During Obama’s tenure, Democrats lost over 800 state legislative seats, at least 13 governorships and both houses of Congress.
Party insiders are reluctant to blame the popular Obama but cite plenty of reasons for the decline.
These include a muddled economic message; an overemphasis on emerging demographic groups such as minorities and millennial at the expense of white voters; a perception the party is elitist and aligned with Wall Street; a reluctance to embrace the progressive populism of Senator Bernie Sanders, the former presidential hopeful; and failure to field strong candidates in key states.
There is an emerging consensus, they add, that the party has been too focused on winning national races and has not invested enough in local campaigns, along with a grudging admission that Republicans have done a better job of competing on the ground.
As a result, a poor performance by the Democrats in the 2010 midterm elections gave Republicans control of statehouses across the country, allowing them to redraw legislative maps to fashion districts that would help ensure their long-term electoral success.
“I think the foundation was built back in 2010,” Wisconsin Governor Scott Walker told Reuters. “There was a big wave and then for many of us that were elected in ’10, we got reelected in ’14 in battleground states – Wisconsin, Florida, Ohio, Michigan. You look at the states that were key to the presidential win, were states where Republicans did well in ‘10 and then sustained it.”
Democrats are working to recover and looking ahead to governor’s races in New Jersey and Virginia next year to make up lost ground. Governor’s offices have become crucial for another reason: Republican governors signed voter suppression measures in states such as North Carolina that Democrats believe damaged turnout.
Sununu has said that as one of his first acts as governor in New Hampshire, he would like to end the state’s practice of allowing same-day voter registration. As with redistricting, it is another lever of power that Republicans can wield to make sure they remain in the majority for a long time.
Obama has said he will actively support a new party initiative, the National Democratic Redistricting Committee, that seeks to restore state-level Democratic power.
Mark Schauer, a former Michigan congressman who is a senior adviser to the effort, said the goal is to have a central organization direct resources into critical local races. Schauer, who lost his congressional seat after Republican legislators excised his home county from his district, said deep-pocketed Democratic donors have not always appreciated the need to support state races.
“A state senate race isn’t as sexy as a presidential or big U.S. Senate race,” Schauer said.
Jessica Post, executive director of the Democratic Legislative Campaign Committee, the party arm charged with overseeing state races, agreed. “We have felt under-resourced.”
When Howard Dean, the former Vermont governor and presidential candidate, ran the Democratic National Committee, he adopted a “50-state strategy,” investing funds in every state, even ones perceived to be hostile to Democrats, in an effort to identify viable candidates for local office.

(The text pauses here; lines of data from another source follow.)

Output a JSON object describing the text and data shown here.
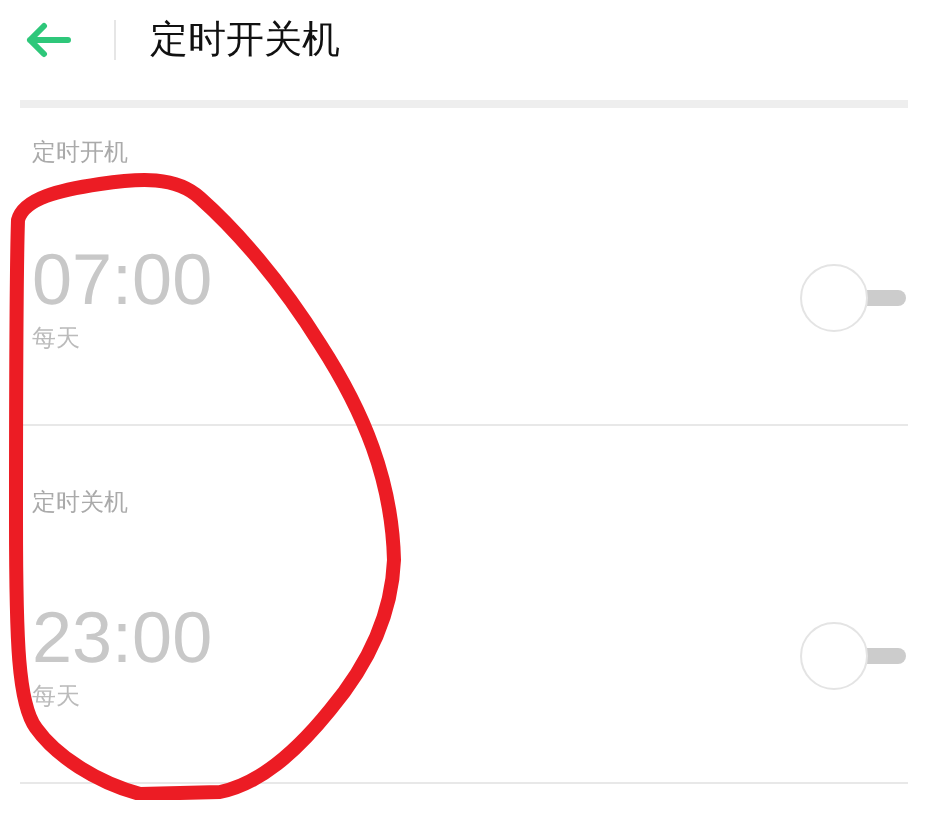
{
  "header": {
    "title": "定时开关机"
  },
  "timers": [
    {
      "section_label": "定时开机",
      "time": "07:00",
      "repeat": "每天",
      "on": false
    },
    {
      "section_label": "定时关机",
      "time": "23:00",
      "repeat": "每天",
      "on": false
    }
  ],
  "annotation": {
    "kind": "loop"
  }
}
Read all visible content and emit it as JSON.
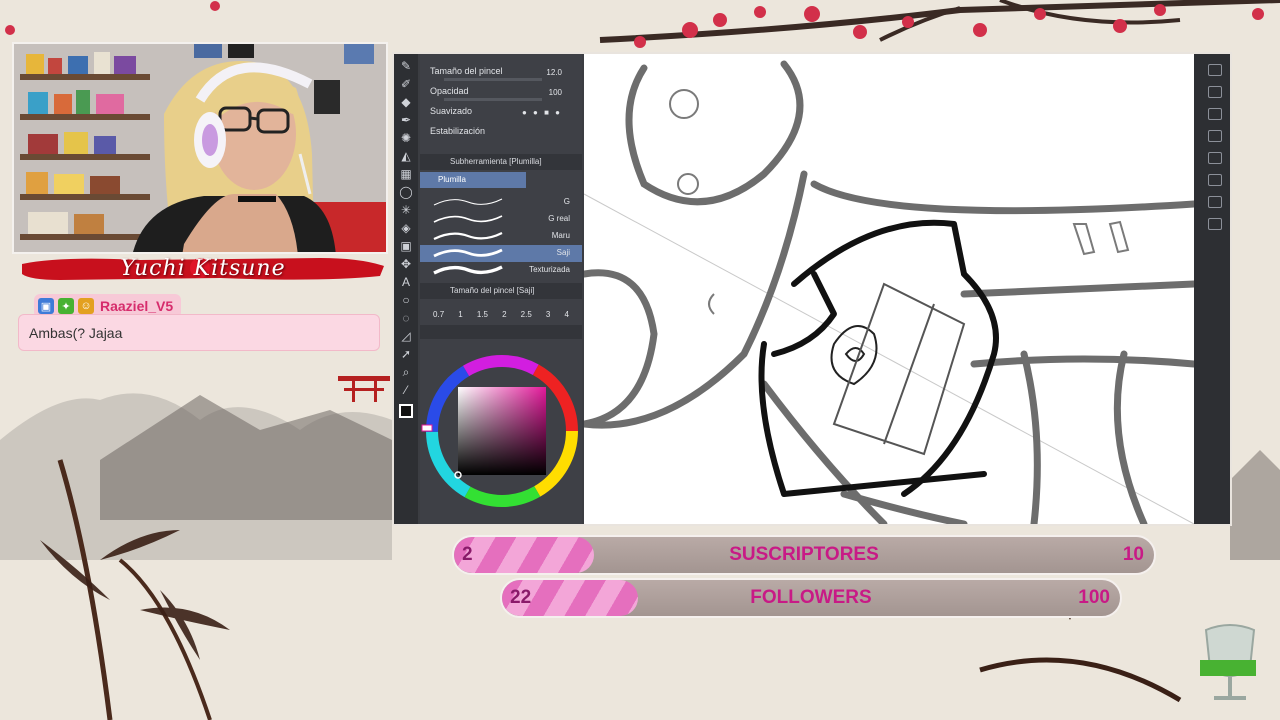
{
  "streamer": {
    "name": "Yuchi Kitsune"
  },
  "chat": {
    "username": "Raaziel_V5",
    "message": "Ambas(? Jajaa"
  },
  "app": {
    "tool_properties": {
      "brush_size_label": "Tamaño del pincel",
      "brush_size_value": "12.0",
      "opacity_label": "Opacidad",
      "opacity_value": "100",
      "smoothing_label": "Suavizado",
      "stabilization_label": "Estabilización"
    },
    "subtool": {
      "header": "Subherramienta [Plumilla]",
      "active_group": "Plumilla",
      "brushes": [
        {
          "name": "G"
        },
        {
          "name": "G real"
        },
        {
          "name": "Maru"
        },
        {
          "name": "Saji"
        },
        {
          "name": "Texturizada"
        }
      ],
      "selected_brush_index": 3
    },
    "brush_size_panel": {
      "header": "Tamaño del pincel [Saji]",
      "sizes": [
        "0.7",
        "1",
        "1.5",
        "2",
        "2.5",
        "3",
        "4"
      ]
    }
  },
  "goals": [
    {
      "current": "2",
      "label": "SUSCRIPTORES",
      "target": "10",
      "progress": 0.2
    },
    {
      "current": "22",
      "label": "FOLLOWERS",
      "target": "100",
      "progress": 0.22
    }
  ],
  "colors": {
    "accent_pink": "#e56fbe",
    "goal_text": "#c81a86",
    "nameplate_red": "#c8101d",
    "chat_user": "#d62c6c"
  }
}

While Dean’s plan was not the sole reason, Democrats had election successes in 2006 and 2008. When Dean left the DNC, his strategy faded and the party’s fortunes at the state level began to decline.
Dean is a candidate to run the DNC again and has said he will revive the strategy if elected to the post.
“What is happening is a result of decades of smart organizing by conservatives who have very simply poured resources, talent and energy into creating an infrastructure at the state, local, and now national level,” said Bill Lofy, a long-time Democratic strategist in Vermont.
He said Governor-elect Scott “was very effective at making this, in a generic sense, about kitchen-table economic issues in a way that paralleled with the presidential race.” And like Trump, he said, Scott “spent very little time talking about how is going to implement the policies he was proposing. It was more about Scott telling voters: ‘Trust me. I’m on your side.’”
(Additional reporting by Letitia Stein in Orlando. Editing by Jason Szep and Alistair Bell)